:: TASK DESCRIPTION ::
Set the data down exactly as it stands, and keep its pictures out.

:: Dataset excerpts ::
===============

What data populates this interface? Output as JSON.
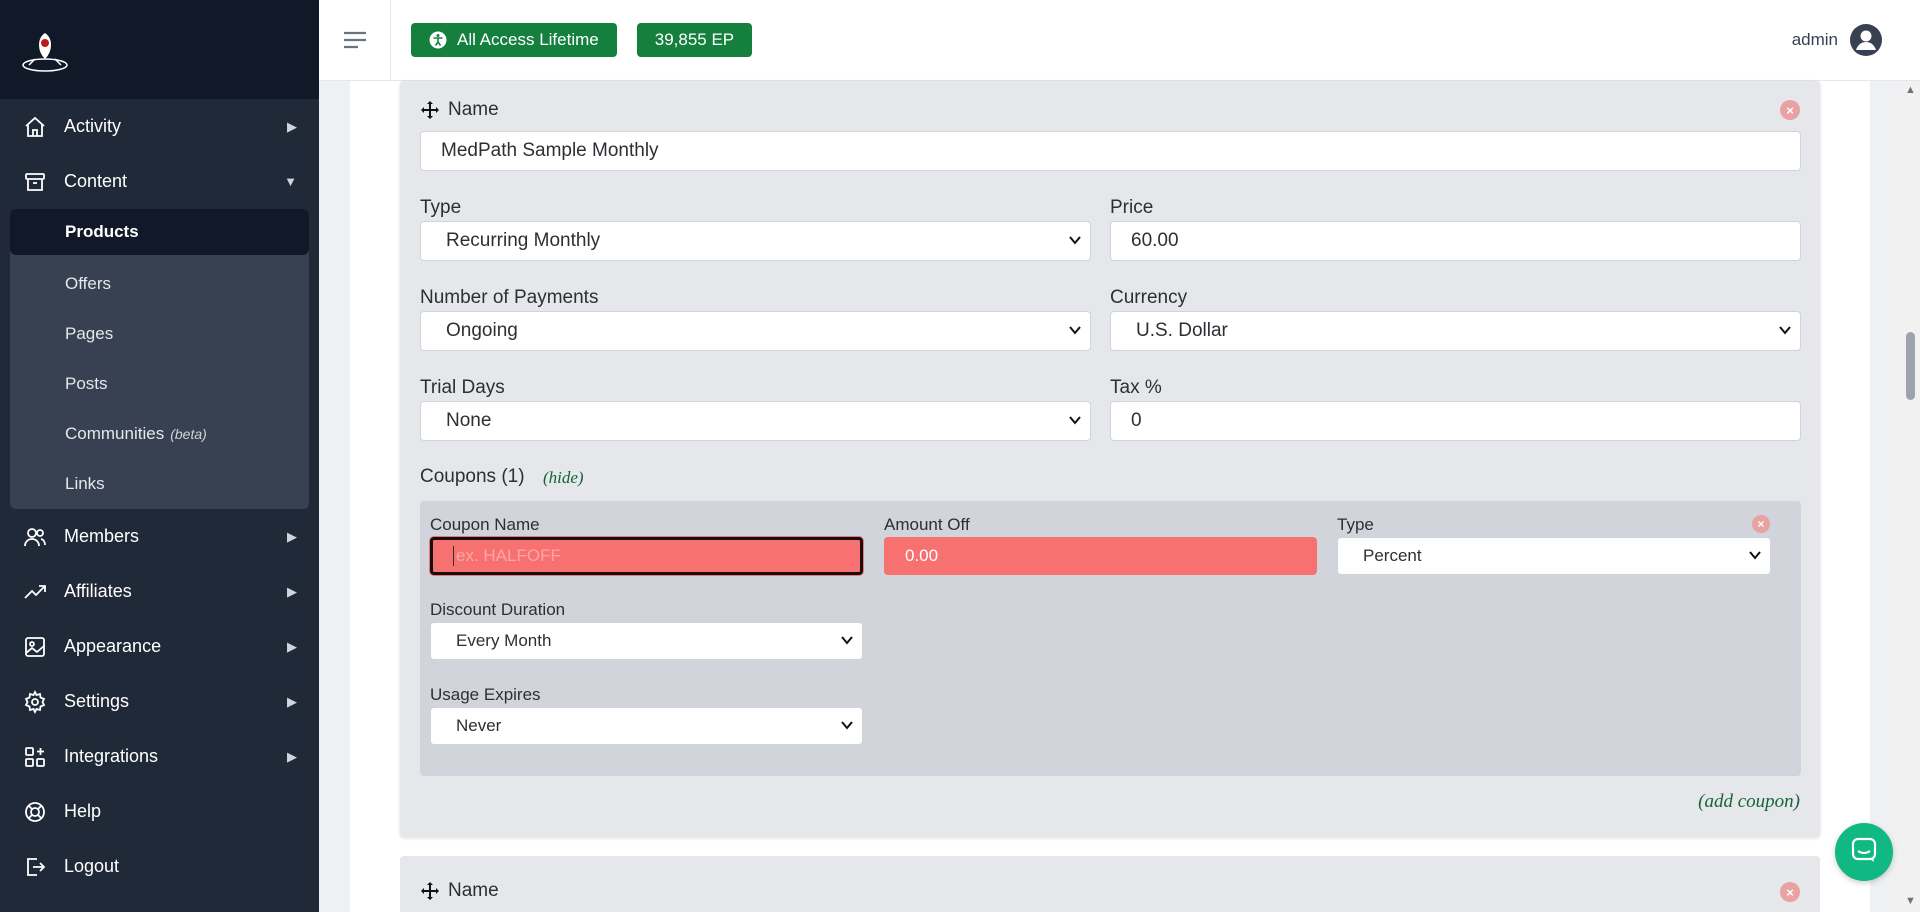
{
  "sidebar": {
    "items": [
      {
        "label": "Activity",
        "icon": "home-icon"
      },
      {
        "label": "Content",
        "icon": "archive-icon"
      },
      {
        "label": "Members",
        "icon": "users-icon"
      },
      {
        "label": "Affiliates",
        "icon": "trending-icon"
      },
      {
        "label": "Appearance",
        "icon": "image-icon"
      },
      {
        "label": "Settings",
        "icon": "gear-icon"
      },
      {
        "label": "Integrations",
        "icon": "grid-plus-icon"
      },
      {
        "label": "Help",
        "icon": "lifebuoy-icon"
      },
      {
        "label": "Logout",
        "icon": "logout-icon"
      }
    ],
    "content_sub": [
      {
        "label": "Products"
      },
      {
        "label": "Offers"
      },
      {
        "label": "Pages"
      },
      {
        "label": "Posts"
      },
      {
        "label": "Communities",
        "badge": "(beta)"
      },
      {
        "label": "Links"
      }
    ]
  },
  "topbar": {
    "access_label": "All Access Lifetime",
    "ep_label": "39,855 EP",
    "user": "admin",
    "accent": "#15803d"
  },
  "form": {
    "name_label": "Name",
    "name_value": "MedPath Sample Monthly",
    "type_label": "Type",
    "type_value": "Recurring Monthly",
    "price_label": "Price",
    "price_value": "60.00",
    "payments_label": "Number of Payments",
    "payments_value": "Ongoing",
    "currency_label": "Currency",
    "currency_value": "U.S. Dollar",
    "trial_label": "Trial Days",
    "trial_value": "None",
    "tax_label": "Tax %",
    "tax_value": "0",
    "coupons_title": "Coupons (1)",
    "hide_link": "(hide)",
    "add_coupon": "(add coupon)",
    "close_symbol": "×"
  },
  "coupon": {
    "name_label": "Coupon Name",
    "name_placeholder": "ex. HALFOFF",
    "amount_label": "Amount Off",
    "amount_value": "0.00",
    "type_label": "Type",
    "type_value": "Percent",
    "duration_label": "Discount Duration",
    "duration_value": "Every Month",
    "expires_label": "Usage Expires",
    "expires_value": "Never"
  },
  "next_card": {
    "name_label": "Name"
  },
  "scrollbar": {
    "up": "▲",
    "down": "▼"
  },
  "arrows": {
    "right": "▶",
    "down": "▼"
  }
}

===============

:: RESPONSE AREA ::
What data populates this interface? Output as JSON.
{
  "sidebar": {
    "items": [
      {
        "label": "Activity",
        "icon": "home-icon"
      },
      {
        "label": "Content",
        "icon": "archive-icon"
      },
      {
        "label": "Members",
        "icon": "users-icon"
      },
      {
        "label": "Affiliates",
        "icon": "trending-icon"
      },
      {
        "label": "Appearance",
        "icon": "image-icon"
      },
      {
        "label": "Settings",
        "icon": "gear-icon"
      },
      {
        "label": "Integrations",
        "icon": "grid-plus-icon"
      },
      {
        "label": "Help",
        "icon": "lifebuoy-icon"
      },
      {
        "label": "Logout",
        "icon": "logout-icon"
      }
    ],
    "content_sub": [
      {
        "label": "Products"
      },
      {
        "label": "Offers"
      },
      {
        "label": "Pages"
      },
      {
        "label": "Posts"
      },
      {
        "label": "Communities",
        "badge": "(beta)"
      },
      {
        "label": "Links"
      }
    ]
  },
  "topbar": {
    "access_label": "All Access Lifetime",
    "ep_label": "39,855 EP",
    "user": "admin",
    "accent": "#15803d"
  },
  "form": {
    "name_label": "Name",
    "name_value": "MedPath Sample Monthly",
    "type_label": "Type",
    "type_value": "Recurring Monthly",
    "price_label": "Price",
    "price_value": "60.00",
    "payments_label": "Number of Payments",
    "payments_value": "Ongoing",
    "currency_label": "Currency",
    "currency_value": "U.S. Dollar",
    "trial_label": "Trial Days",
    "trial_value": "None",
    "tax_label": "Tax %",
    "tax_value": "0",
    "coupons_title": "Coupons (1)",
    "hide_link": "(hide)",
    "add_coupon": "(add coupon)",
    "close_symbol": "×"
  },
  "coupon": {
    "name_label": "Coupon Name",
    "name_placeholder": "ex. HALFOFF",
    "amount_label": "Amount Off",
    "amount_value": "0.00",
    "type_label": "Type",
    "type_value": "Percent",
    "duration_label": "Discount Duration",
    "duration_value": "Every Month",
    "expires_label": "Usage Expires",
    "expires_value": "Never"
  },
  "next_card": {
    "name_label": "Name"
  },
  "scrollbar": {
    "up": "▲",
    "down": "▼"
  },
  "arrows": {
    "right": "▶",
    "down": "▼"
  }
}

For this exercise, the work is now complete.